FANUC’s CR-35iB cobot was voted the most popular product in the “Robotics” category. The cobot can carry a maximum payload of 35 kilograms. It has a large work envelope and a small installation footprint, making it ideal for tight spaces. It has a maximum reach of 1,831 millimeters, a maximum speed of 750 millimeters per second, and a positional repeatability of ±0.03 millimeter. The cobot is 62 percent lighter than the previous model, making it suitable for mounting to a seventh axis or to an autonomous mobile base. The cobot does not require a levelling plate to counter any unevenness of the floor, making installation easier. The cobot is equipped with contact stop protection and FANUC’s Dual Check Safety technology, a safety system that monitors position and speed. The robot can be programmed through hand-guiding or an HMI. The robot can be equipped for vision guidance and force feedback.
In the “Factory of the Future” category, the winning product was LightGuide’s smartAR Workstation, a preconfigured, turnkey workstation powered by the company’s augmented reality software. The workstation uses digital projection technology to display step-by-step work instructions onto a mobile, ergonomic production area. This helps to improve productivity and prevent errors in manual assembly processes. The system features no-code, drag-and-drop programming and seamless connection with various common factory tools. The workstation itself has a 30-by-60-inch work surface that can be raised or lowered by 18 inches. Attachment rails accommodate bins of various sizes. Locking casters provide mobility. Manufacturers that have implemented the company’s AR software have seen a 90 percent improvement in quality, 50 percent improvement in throughput, and 30 percent improvement in training effectiveness.

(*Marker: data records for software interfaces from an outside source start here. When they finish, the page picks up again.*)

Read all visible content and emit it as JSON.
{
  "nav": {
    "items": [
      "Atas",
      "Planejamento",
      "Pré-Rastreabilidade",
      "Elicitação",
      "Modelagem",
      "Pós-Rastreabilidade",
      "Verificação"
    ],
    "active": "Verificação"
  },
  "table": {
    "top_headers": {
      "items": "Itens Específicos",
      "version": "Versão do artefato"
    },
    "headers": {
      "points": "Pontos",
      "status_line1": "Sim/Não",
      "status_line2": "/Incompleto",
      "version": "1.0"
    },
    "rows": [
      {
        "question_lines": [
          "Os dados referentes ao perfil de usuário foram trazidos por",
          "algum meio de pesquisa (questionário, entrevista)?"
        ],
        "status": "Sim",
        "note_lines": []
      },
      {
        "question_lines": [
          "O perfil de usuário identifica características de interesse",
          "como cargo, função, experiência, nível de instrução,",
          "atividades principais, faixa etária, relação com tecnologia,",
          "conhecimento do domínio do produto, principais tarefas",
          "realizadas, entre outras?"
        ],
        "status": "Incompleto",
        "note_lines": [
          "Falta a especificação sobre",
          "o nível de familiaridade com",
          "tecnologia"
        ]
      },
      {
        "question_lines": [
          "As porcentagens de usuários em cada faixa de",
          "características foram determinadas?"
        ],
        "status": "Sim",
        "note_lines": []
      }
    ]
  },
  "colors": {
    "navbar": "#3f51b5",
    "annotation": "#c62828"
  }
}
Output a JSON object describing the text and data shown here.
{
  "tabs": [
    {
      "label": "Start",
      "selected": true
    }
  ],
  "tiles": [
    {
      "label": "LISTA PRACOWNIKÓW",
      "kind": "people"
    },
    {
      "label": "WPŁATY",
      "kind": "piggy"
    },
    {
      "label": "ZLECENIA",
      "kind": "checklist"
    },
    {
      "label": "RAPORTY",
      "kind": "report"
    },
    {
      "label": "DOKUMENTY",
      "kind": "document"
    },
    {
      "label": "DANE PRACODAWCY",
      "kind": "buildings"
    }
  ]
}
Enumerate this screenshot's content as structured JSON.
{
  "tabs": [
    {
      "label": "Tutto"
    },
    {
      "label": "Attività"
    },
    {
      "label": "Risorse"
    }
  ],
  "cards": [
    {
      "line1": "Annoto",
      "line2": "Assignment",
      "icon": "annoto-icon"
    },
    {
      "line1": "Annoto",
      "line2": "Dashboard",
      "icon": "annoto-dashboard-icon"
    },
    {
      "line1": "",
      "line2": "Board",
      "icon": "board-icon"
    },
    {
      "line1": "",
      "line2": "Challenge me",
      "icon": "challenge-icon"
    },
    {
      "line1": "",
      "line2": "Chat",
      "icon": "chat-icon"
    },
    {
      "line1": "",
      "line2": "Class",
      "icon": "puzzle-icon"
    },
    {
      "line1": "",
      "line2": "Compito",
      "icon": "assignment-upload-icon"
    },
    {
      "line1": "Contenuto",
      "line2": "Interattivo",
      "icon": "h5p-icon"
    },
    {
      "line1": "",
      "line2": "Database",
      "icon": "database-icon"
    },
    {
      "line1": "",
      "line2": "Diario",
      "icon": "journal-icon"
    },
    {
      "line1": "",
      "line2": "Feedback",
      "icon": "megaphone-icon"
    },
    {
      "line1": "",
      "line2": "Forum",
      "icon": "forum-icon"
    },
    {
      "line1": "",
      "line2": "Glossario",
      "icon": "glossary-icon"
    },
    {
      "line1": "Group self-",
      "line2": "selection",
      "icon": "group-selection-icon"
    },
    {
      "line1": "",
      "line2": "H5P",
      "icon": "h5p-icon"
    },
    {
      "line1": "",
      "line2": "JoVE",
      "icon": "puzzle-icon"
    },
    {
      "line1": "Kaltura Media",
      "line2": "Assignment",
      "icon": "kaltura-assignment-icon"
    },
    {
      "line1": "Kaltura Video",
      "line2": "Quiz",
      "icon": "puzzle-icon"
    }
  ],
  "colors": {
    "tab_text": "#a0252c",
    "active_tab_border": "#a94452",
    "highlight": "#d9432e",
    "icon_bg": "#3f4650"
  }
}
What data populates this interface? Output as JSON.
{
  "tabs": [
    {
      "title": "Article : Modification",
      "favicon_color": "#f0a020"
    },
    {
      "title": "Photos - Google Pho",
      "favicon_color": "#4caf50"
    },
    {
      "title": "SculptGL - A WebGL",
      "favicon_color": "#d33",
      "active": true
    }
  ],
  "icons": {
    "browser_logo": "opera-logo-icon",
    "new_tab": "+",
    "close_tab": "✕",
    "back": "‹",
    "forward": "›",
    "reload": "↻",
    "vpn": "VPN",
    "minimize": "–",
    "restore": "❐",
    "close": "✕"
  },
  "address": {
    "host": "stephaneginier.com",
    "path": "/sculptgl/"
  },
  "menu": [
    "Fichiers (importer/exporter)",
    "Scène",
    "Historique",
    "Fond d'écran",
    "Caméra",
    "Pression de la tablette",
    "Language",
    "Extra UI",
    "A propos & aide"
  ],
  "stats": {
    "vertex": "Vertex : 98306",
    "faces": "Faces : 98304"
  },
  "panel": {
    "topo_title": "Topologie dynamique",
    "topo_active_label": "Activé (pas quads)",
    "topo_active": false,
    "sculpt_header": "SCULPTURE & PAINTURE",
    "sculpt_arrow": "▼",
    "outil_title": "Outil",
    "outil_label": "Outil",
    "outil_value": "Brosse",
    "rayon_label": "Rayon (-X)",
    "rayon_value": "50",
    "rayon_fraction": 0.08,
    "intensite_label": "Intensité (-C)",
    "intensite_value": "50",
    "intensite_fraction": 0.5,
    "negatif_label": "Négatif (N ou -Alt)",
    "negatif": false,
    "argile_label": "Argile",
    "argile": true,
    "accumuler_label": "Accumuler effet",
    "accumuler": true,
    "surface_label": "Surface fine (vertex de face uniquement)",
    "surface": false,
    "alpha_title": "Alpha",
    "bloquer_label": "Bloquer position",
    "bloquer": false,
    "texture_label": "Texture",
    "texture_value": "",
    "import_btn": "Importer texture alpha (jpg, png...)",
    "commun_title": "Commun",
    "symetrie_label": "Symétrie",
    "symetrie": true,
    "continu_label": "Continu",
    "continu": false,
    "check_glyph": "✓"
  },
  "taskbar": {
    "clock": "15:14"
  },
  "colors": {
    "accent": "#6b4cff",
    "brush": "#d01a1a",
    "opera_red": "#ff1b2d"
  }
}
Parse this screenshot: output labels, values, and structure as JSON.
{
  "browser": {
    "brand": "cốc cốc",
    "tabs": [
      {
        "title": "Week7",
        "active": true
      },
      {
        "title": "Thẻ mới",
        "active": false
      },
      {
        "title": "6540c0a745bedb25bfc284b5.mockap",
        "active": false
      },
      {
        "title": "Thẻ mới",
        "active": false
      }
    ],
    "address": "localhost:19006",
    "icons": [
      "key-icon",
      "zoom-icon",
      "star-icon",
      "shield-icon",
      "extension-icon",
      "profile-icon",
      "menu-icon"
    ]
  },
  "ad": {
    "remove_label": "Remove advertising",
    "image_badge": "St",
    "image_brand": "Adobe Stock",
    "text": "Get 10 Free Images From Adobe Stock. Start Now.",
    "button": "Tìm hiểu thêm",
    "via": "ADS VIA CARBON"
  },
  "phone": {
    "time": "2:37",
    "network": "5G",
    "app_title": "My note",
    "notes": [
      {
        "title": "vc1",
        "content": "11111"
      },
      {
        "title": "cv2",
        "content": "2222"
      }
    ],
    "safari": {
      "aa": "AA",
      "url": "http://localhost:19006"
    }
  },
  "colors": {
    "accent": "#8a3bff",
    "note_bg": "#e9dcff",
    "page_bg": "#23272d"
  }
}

Next year’s ASSEMBLY Show will be held Oct. 24-26, 2023. For more information, visit www.theassemblyshow.com.
In addition, we are launching The ASSEMBLY Show South, April 4-6, 2023, at the Music City Center in Nashville. For more information, visit www.assemblymag.com/the-assembly-show-south.